## EXTRACTED MATERIAL
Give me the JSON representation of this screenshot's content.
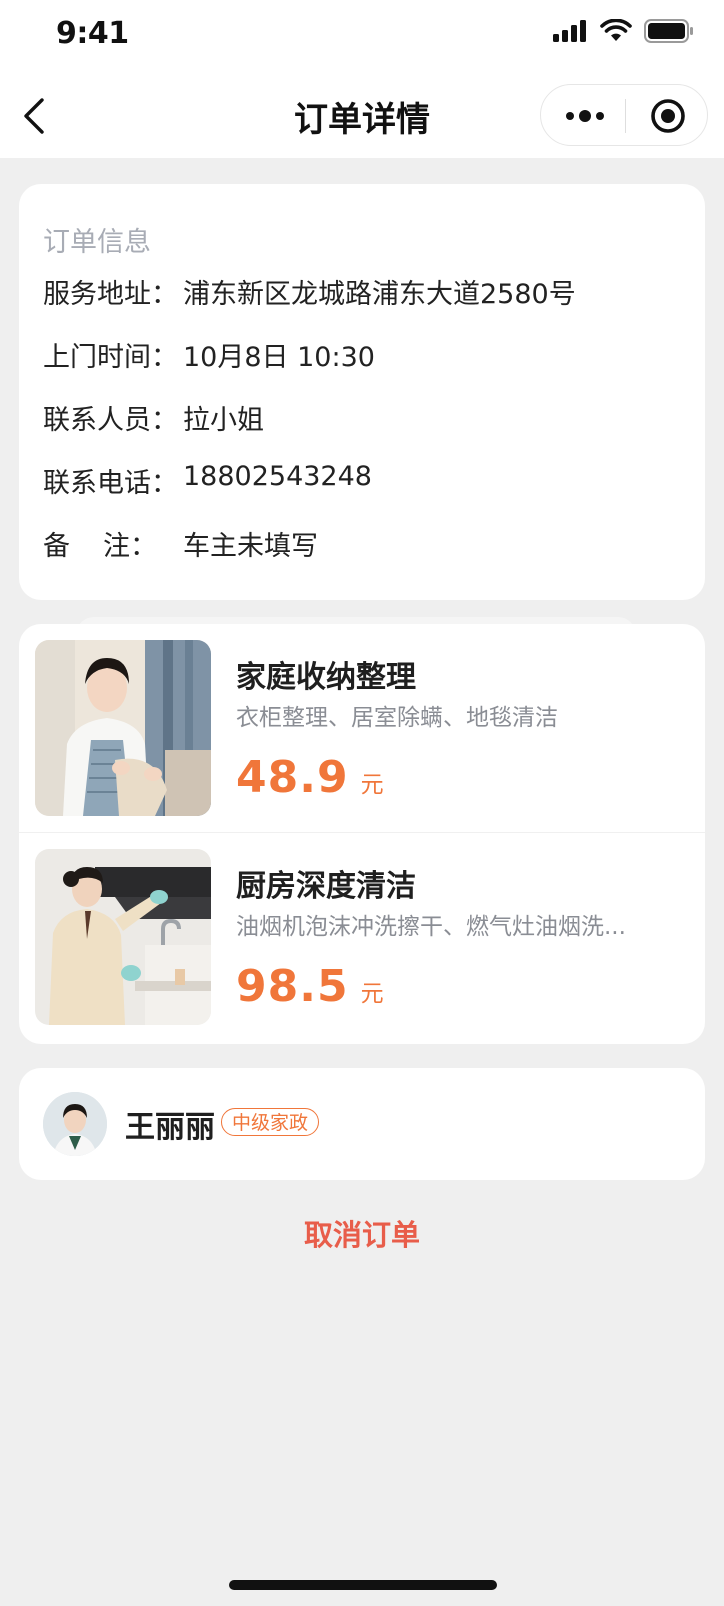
{
  "status_bar": {
    "time": "9:41"
  },
  "header": {
    "title": "订单详情"
  },
  "order_info": {
    "section_title": "订单信息",
    "rows": [
      {
        "label": "服务地址：",
        "value": "浦东新区龙城路浦东大道2580号"
      },
      {
        "label": "上门时间：",
        "value": "10月8日 10:30"
      },
      {
        "label": "联系人员：",
        "value": "拉小姐"
      },
      {
        "label": "联系电话：",
        "value": "18802543248"
      },
      {
        "label_a": "备",
        "label_b": "注：",
        "value": "车主未填写"
      }
    ]
  },
  "items": [
    {
      "name": "家庭收纳整理",
      "desc": "衣柜整理、居室除螨、地毯清洁",
      "price": "48.9",
      "unit": "元"
    },
    {
      "name": "厨房深度清洁",
      "desc": "油烟机泡沫冲洗擦干、燃气灶油烟洗...",
      "price": "98.5",
      "unit": "元"
    }
  ],
  "worker": {
    "name": "王丽丽",
    "level": "中级家政"
  },
  "actions": {
    "cancel_label": "取消订单"
  },
  "colors": {
    "accent": "#f0763a",
    "cancel": "#e85d4a",
    "background": "#efefef"
  }
}
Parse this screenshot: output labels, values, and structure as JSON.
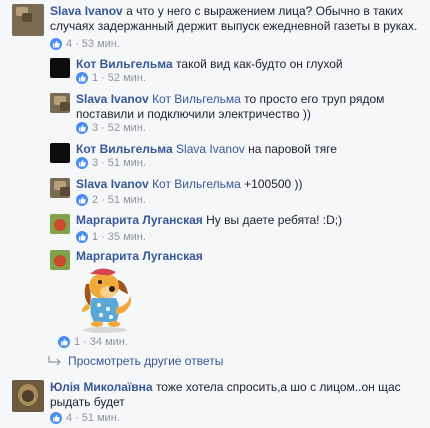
{
  "comments": [
    {
      "author": "Slava Ivanov",
      "text": "а что у него с выражением лица? Обычно в таких случаях задержанный держит выпуск ежедневной газеты в руках.",
      "likes": "4",
      "time": "53 мин."
    }
  ],
  "replies": [
    {
      "author": "Кот Вильгельма",
      "text": "такой вид как-будто он глухой",
      "likes": "1",
      "time": "52 мин."
    },
    {
      "author": "Slava Ivanov",
      "mention": "Кот Вильгельма",
      "text": "то просто его труп рядом поставили и подключили электричество ))",
      "likes": "3",
      "time": "52 мин."
    },
    {
      "author": "Кот Вильгельма",
      "mention": "Slava Ivanov",
      "text": "на паровой тяге",
      "likes": "3",
      "time": "51 мин."
    },
    {
      "author": "Slava Ivanov",
      "mention": "Кот Вильгельма",
      "text": "+100500 ))",
      "likes": "2",
      "time": "51 мин."
    },
    {
      "author": "Маргарита Луганская",
      "text": "Ну вы даете ребята! :D;)",
      "likes": "1",
      "time": "35 мин."
    },
    {
      "author": "Маргарита Луганская",
      "text": "",
      "likes": "1",
      "time": "34 мин."
    }
  ],
  "more_replies_label": "Просмотреть другие ответы",
  "last_comment": {
    "author": "Юлія Миколаївна",
    "text": "тоже хотела спросить,а шо с лицом..он щас рыдать будет",
    "likes": "4",
    "time": "51 мин."
  },
  "colors": {
    "link": "#365899",
    "meta": "#90949c",
    "like": "#4b8ef2"
  },
  "icons": {
    "like": "thumbs-up-icon",
    "sticker": "dog-sticker-icon",
    "reply": "reply-arrow-icon"
  }
}
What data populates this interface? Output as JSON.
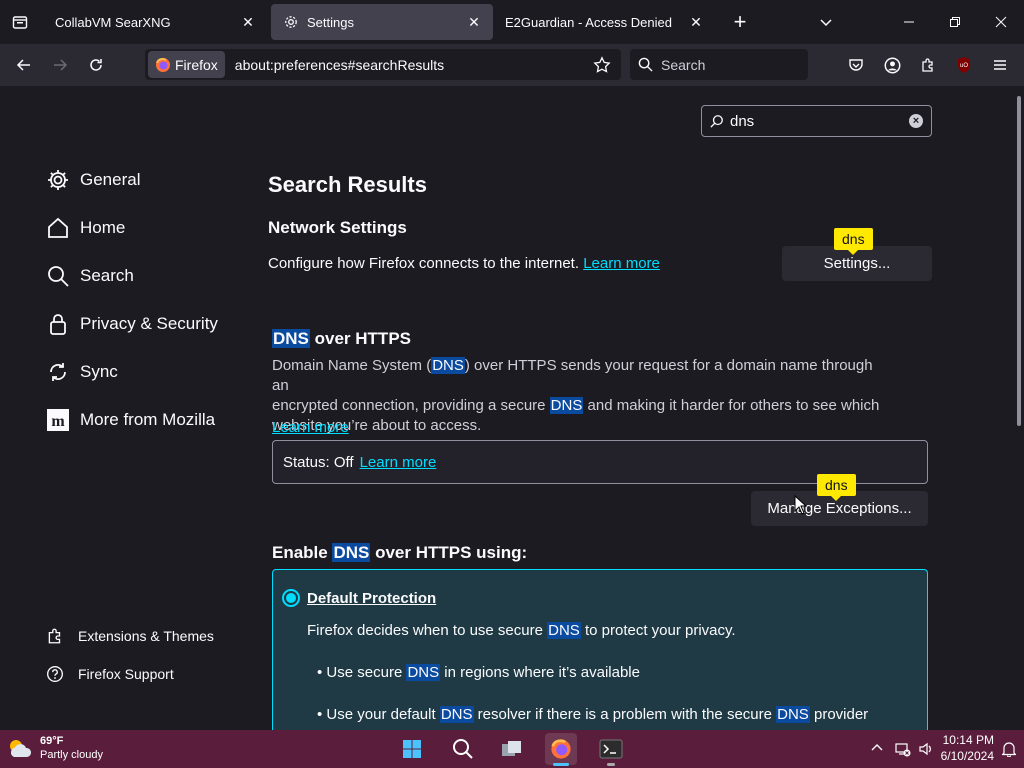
{
  "tabs": [
    {
      "title": "CollabVM SearXNG",
      "active": false
    },
    {
      "title": "Settings",
      "active": true
    },
    {
      "title": "E2Guardian - Access Denied",
      "active": false
    }
  ],
  "urlbar": {
    "identity": "Firefox",
    "url": "about:preferences#searchResults"
  },
  "searchbar": {
    "placeholder": "Search"
  },
  "find": {
    "value": "dns"
  },
  "sidebar": {
    "items": [
      {
        "label": "General",
        "icon": "gear-icon"
      },
      {
        "label": "Home",
        "icon": "home-icon"
      },
      {
        "label": "Search",
        "icon": "search-icon"
      },
      {
        "label": "Privacy & Security",
        "icon": "lock-icon"
      },
      {
        "label": "Sync",
        "icon": "sync-icon"
      },
      {
        "label": "More from Mozilla",
        "icon": "mozilla-icon"
      }
    ],
    "footer": [
      {
        "label": "Extensions & Themes",
        "icon": "puzzle-icon"
      },
      {
        "label": "Firefox Support",
        "icon": "help-icon"
      }
    ]
  },
  "main": {
    "title": "Search Results",
    "network": {
      "heading": "Network Settings",
      "description": "Configure how Firefox connects to the internet.",
      "learn_more": "Learn more",
      "button": "Settings...",
      "tooltip": "dns"
    },
    "doh": {
      "heading_hl": "DNS",
      "heading_rest": "over HTTPS",
      "desc_1": "Domain Name System (",
      "desc_hl1": "DNS",
      "desc_2": ") over HTTPS sends your request for a domain name through an",
      "desc_3": "encrypted connection, providing a secure ",
      "desc_hl2": "DNS",
      "desc_4": " and making it harder for others to see which",
      "desc_5": "website you’re about to access.",
      "learn_more": "Learn more",
      "status_label": "Status: Off",
      "status_learn_more": "Learn more",
      "exceptions_button": "Manage Exceptions...",
      "tooltip": "dns"
    },
    "enable": {
      "heading_1": "Enable ",
      "heading_hl": "DNS",
      "heading_2": " over HTTPS using:",
      "option_label": "Default Protection",
      "option_desc_1": "Firefox decides when to use secure ",
      "option_desc_hl": "DNS",
      "option_desc_2": " to protect your privacy.",
      "bullet1_1": "Use secure ",
      "bullet1_hl": "DNS",
      "bullet1_2": " in regions where it’s available",
      "bullet2_1": "Use your default ",
      "bullet2_hl1": "DNS",
      "bullet2_2": " resolver if there is a problem with the secure ",
      "bullet2_hl2": "DNS",
      "bullet2_3": " provider"
    }
  },
  "taskbar": {
    "temp": "69°F",
    "condition": "Partly cloudy",
    "time": "10:14 PM",
    "date": "6/10/2024"
  },
  "colors": {
    "accent": "#00ddff",
    "highlight": "#0a4a9f",
    "tooltip": "#ffe900",
    "taskbar": "#5a1e3c"
  }
}
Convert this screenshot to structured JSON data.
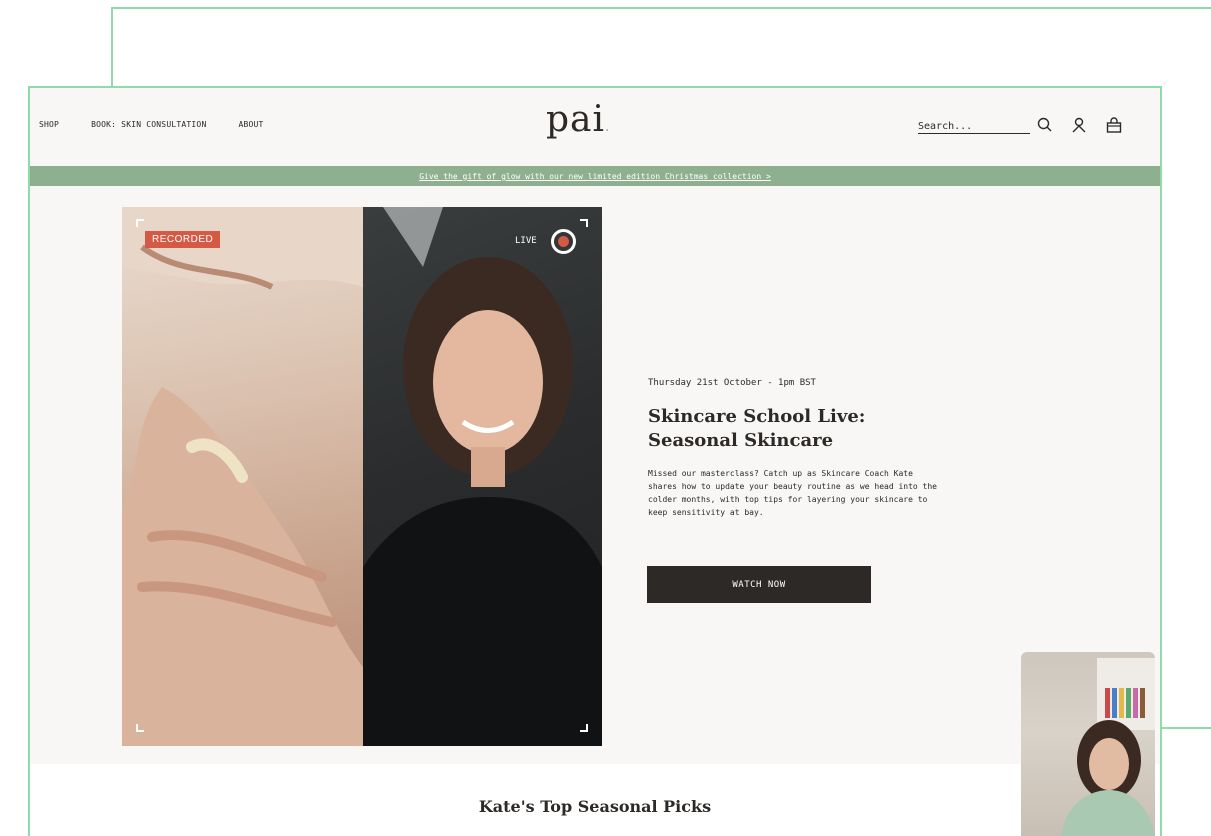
{
  "nav": {
    "items": [
      "SHOP",
      "BOOK: SKIN CONSULTATION",
      "ABOUT"
    ]
  },
  "logo": {
    "text": "pai",
    "dot": "."
  },
  "search": {
    "placeholder": "Search..."
  },
  "icons": {
    "search": "search-icon",
    "account": "user-icon",
    "basket": "basket-icon"
  },
  "promo": {
    "text": "Give the gift of glow with our new limited edition Christmas collection >"
  },
  "hero": {
    "recorded_badge": "RECORDED",
    "live_label": "LIVE",
    "date": "Thursday 21st October - 1pm BST",
    "title_line1": "Skincare School Live:",
    "title_line2": "Seasonal Skincare",
    "description": "Missed our masterclass? Catch up as Skincare Coach Kate shares how to update your beauty routine as we head into the colder months, with top tips for layering your skincare to keep sensitivity at bay.",
    "button": "WATCH NOW"
  },
  "picks": {
    "title": "Kate's Top Seasonal Picks"
  },
  "colors": {
    "accent_green": "#8fb08e",
    "frame_green": "#8fdcaa",
    "dark": "#2d2926",
    "badge_red": "#d35a45"
  }
}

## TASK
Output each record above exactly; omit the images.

## ANSWER SPACE
Give me the JSON representation of this screenshot's content.
{
  "status_bar": {
    "time": "9:41"
  },
  "header": {
    "title": "订单详情"
  },
  "order_info": {
    "section_title": "订单信息",
    "rows": [
      {
        "label": "服务地址：",
        "value": "浦东新区龙城路浦东大道2580号"
      },
      {
        "label": "上门时间：",
        "value": "10月8日 10:30"
      },
      {
        "label": "联系人员：",
        "value": "拉小姐"
      },
      {
        "label": "联系电话：",
        "value": "18802543248"
      },
      {
        "label_a": "备",
        "label_b": "注：",
        "value": "车主未填写"
      }
    ]
  },
  "items": [
    {
      "name": "家庭收纳整理",
      "desc": "衣柜整理、居室除螨、地毯清洁",
      "price": "48.9",
      "unit": "元"
    },
    {
      "name": "厨房深度清洁",
      "desc": "油烟机泡沫冲洗擦干、燃气灶油烟洗...",
      "price": "98.5",
      "unit": "元"
    }
  ],
  "worker": {
    "name": "王丽丽",
    "level": "中级家政"
  },
  "actions": {
    "cancel_label": "取消订单"
  },
  "colors": {
    "accent": "#f0763a",
    "cancel": "#e85d4a",
    "background": "#efefef"
  }
}
Parse this screenshot: output labels, values, and structure as JSON.
{
  "comments": [
    {
      "author": "Slava Ivanov",
      "text": "а что у него с выражением лица? Обычно в таких случаях задержанный держит выпуск ежедневной газеты в руках.",
      "likes": "4",
      "time": "53 мин."
    }
  ],
  "replies": [
    {
      "author": "Кот Вильгельма",
      "text": "такой вид как-будто он глухой",
      "likes": "1",
      "time": "52 мин."
    },
    {
      "author": "Slava Ivanov",
      "mention": "Кот Вильгельма",
      "text": "то просто его труп рядом поставили и подключили электричество ))",
      "likes": "3",
      "time": "52 мин."
    },
    {
      "author": "Кот Вильгельма",
      "mention": "Slava Ivanov",
      "text": "на паровой тяге",
      "likes": "3",
      "time": "51 мин."
    },
    {
      "author": "Slava Ivanov",
      "mention": "Кот Вильгельма",
      "text": "+100500 ))",
      "likes": "2",
      "time": "51 мин."
    },
    {
      "author": "Маргарита Луганская",
      "text": "Ну вы даете ребята! :D;)",
      "likes": "1",
      "time": "35 мин."
    },
    {
      "author": "Маргарита Луганская",
      "text": "",
      "likes": "1",
      "time": "34 мин."
    }
  ],
  "more_replies_label": "Просмотреть другие ответы",
  "last_comment": {
    "author": "Юлія Миколаївна",
    "text": "тоже хотела спросить,а шо с лицом..он щас рыдать будет",
    "likes": "4",
    "time": "51 мин."
  },
  "colors": {
    "link": "#365899",
    "meta": "#90949c",
    "like": "#4b8ef2"
  },
  "icons": {
    "like": "thumbs-up-icon",
    "sticker": "dog-sticker-icon",
    "reply": "reply-arrow-icon"
  }
}
What data populates this interface? Output as JSON.
{
  "tabs": [
    {
      "title": "CollabVM SearXNG",
      "active": false
    },
    {
      "title": "Settings",
      "active": true
    },
    {
      "title": "E2Guardian - Access Denied",
      "active": false
    }
  ],
  "urlbar": {
    "identity": "Firefox",
    "url": "about:preferences#searchResults"
  },
  "searchbar": {
    "placeholder": "Search"
  },
  "find": {
    "value": "dns"
  },
  "sidebar": {
    "items": [
      {
        "label": "General",
        "icon": "gear-icon"
      },
      {
        "label": "Home",
        "icon": "home-icon"
      },
      {
        "label": "Search",
        "icon": "search-icon"
      },
      {
        "label": "Privacy & Security",
        "icon": "lock-icon"
      },
      {
        "label": "Sync",
        "icon": "sync-icon"
      },
      {
        "label": "More from Mozilla",
        "icon": "mozilla-icon"
      }
    ],
    "footer": [
      {
        "label": "Extensions & Themes",
        "icon": "puzzle-icon"
      },
      {
        "label": "Firefox Support",
        "icon": "help-icon"
      }
    ]
  },
  "main": {
    "title": "Search Results",
    "network": {
      "heading": "Network Settings",
      "description": "Configure how Firefox connects to the internet.",
      "learn_more": "Learn more",
      "button": "Settings...",
      "tooltip": "dns"
    },
    "doh": {
      "heading_hl": "DNS",
      "heading_rest": "over HTTPS",
      "desc_1": "Domain Name System (",
      "desc_hl1": "DNS",
      "desc_2": ") over HTTPS sends your request for a domain name through an",
      "desc_3": "encrypted connection, providing a secure ",
      "desc_hl2": "DNS",
      "desc_4": " and making it harder for others to see which",
      "desc_5": "website you’re about to access.",
      "learn_more": "Learn more",
      "status_label": "Status: Off",
      "status_learn_more": "Learn more",
      "exceptions_button": "Manage Exceptions...",
      "tooltip": "dns"
    },
    "enable": {
      "heading_1": "Enable ",
      "heading_hl": "DNS",
      "heading_2": " over HTTPS using:",
      "option_label": "Default Protection",
      "option_desc_1": "Firefox decides when to use secure ",
      "option_desc_hl": "DNS",
      "option_desc_2": " to protect your privacy.",
      "bullet1_1": "Use secure ",
      "bullet1_hl": "DNS",
      "bullet1_2": " in regions where it’s available",
      "bullet2_1": "Use your default ",
      "bullet2_hl1": "DNS",
      "bullet2_2": " resolver if there is a problem with the secure ",
      "bullet2_hl2": "DNS",
      "bullet2_3": " provider"
    }
  },
  "taskbar": {
    "temp": "69°F",
    "condition": "Partly cloudy",
    "time": "10:14 PM",
    "date": "6/10/2024"
  },
  "colors": {
    "accent": "#00ddff",
    "highlight": "#0a4a9f",
    "tooltip": "#ffe900",
    "taskbar": "#5a1e3c"
  }
}
Convert this screenshot to structured JSON data.
{
  "nav": {
    "items": [
      "SHOP",
      "BOOK: SKIN CONSULTATION",
      "ABOUT"
    ]
  },
  "logo": {
    "text": "pai",
    "dot": "."
  },
  "search": {
    "placeholder": "Search..."
  },
  "icons": {
    "search": "search-icon",
    "account": "user-icon",
    "basket": "basket-icon"
  },
  "promo": {
    "text": "Give the gift of glow with our new limited edition Christmas collection >"
  },
  "hero": {
    "recorded_badge": "RECORDED",
    "live_label": "LIVE",
    "date": "Thursday 21st October - 1pm BST",
    "title_line1": "Skincare School Live:",
    "title_line2": "Seasonal Skincare",
    "description": "Missed our masterclass? Catch up as Skincare Coach Kate shares how to update your beauty routine as we head into the colder months, with top tips for layering your skincare to keep sensitivity at bay.",
    "button": "WATCH NOW"
  },
  "picks": {
    "title": "Kate's Top Seasonal Picks"
  },
  "colors": {
    "accent_green": "#8fb08e",
    "frame_green": "#8fdcaa",
    "dark": "#2d2926",
    "badge_red": "#d35a45"
  }
}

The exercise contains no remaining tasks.